## WHAT THE TASK REQUIRES
Give the listing again word for word. Skip the pictures.

## SOURCE INFORMATION

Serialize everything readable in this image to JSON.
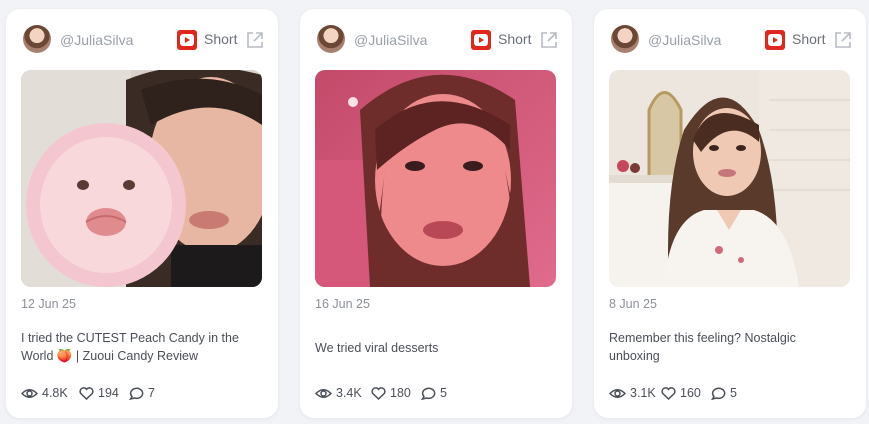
{
  "cards": [
    {
      "handle": "@JuliaSilva",
      "type_label": "Short",
      "date": "12 Jun 25",
      "title": "I tried the CUTEST Peach Candy in the World 🍑 | Zuoui Candy Review",
      "views": "4.8K",
      "likes": "194",
      "comments": "7"
    },
    {
      "handle": "@JuliaSilva",
      "type_label": "Short",
      "date": "16 Jun 25",
      "title": "We tried viral desserts",
      "views": "3.4K",
      "likes": "180",
      "comments": "5"
    },
    {
      "handle": "@JuliaSilva",
      "type_label": "Short",
      "date": "8 Jun 25",
      "title": "Remember this feeling? Nostalgic unboxing",
      "views": "3.1K",
      "likes": "160",
      "comments": "5"
    }
  ],
  "colors": {
    "platform_red": "#e1261c",
    "muted_text": "#9aa0a8",
    "body_text": "#4a4f57"
  },
  "icons": [
    "avatar",
    "youtube-icon",
    "external-link-icon",
    "eye-icon",
    "heart-icon",
    "comment-icon"
  ]
}
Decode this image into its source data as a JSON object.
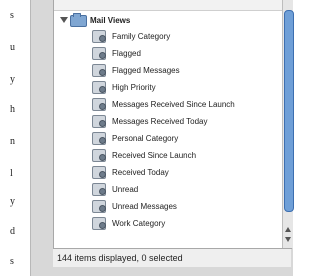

## EXERCISE RESULT
Serialize everything readable in this image to JSON.
{
  "cards": [
    {
      "handle": "@JuliaSilva",
      "type_label": "Short",
      "date": "12 Jun 25",
      "title": "I tried the CUTEST Peach Candy in the World 🍑 | Zuoui Candy Review",
      "views": "4.8K",
      "likes": "194",
      "comments": "7"
    },
    {
      "handle": "@JuliaSilva",
      "type_label": "Short",
      "date": "16 Jun 25",
      "title": "We tried viral desserts",
      "views": "3.4K",
      "likes": "180",
      "comments": "5"
    },
    {
      "handle": "@JuliaSilva",
      "type_label": "Short",
      "date": "8 Jun 25",
      "title": "Remember this feeling? Nostalgic unboxing",
      "views": "3.1K",
      "likes": "160",
      "comments": "5"
    }
  ],
  "colors": {
    "platform_red": "#e1261c",
    "muted_text": "#9aa0a8",
    "body_text": "#4a4f57"
  },
  "icons": [
    "avatar",
    "youtube-icon",
    "external-link-icon",
    "eye-icon",
    "heart-icon",
    "comment-icon"
  ]
}
Decode this image into its source data as a JSON object.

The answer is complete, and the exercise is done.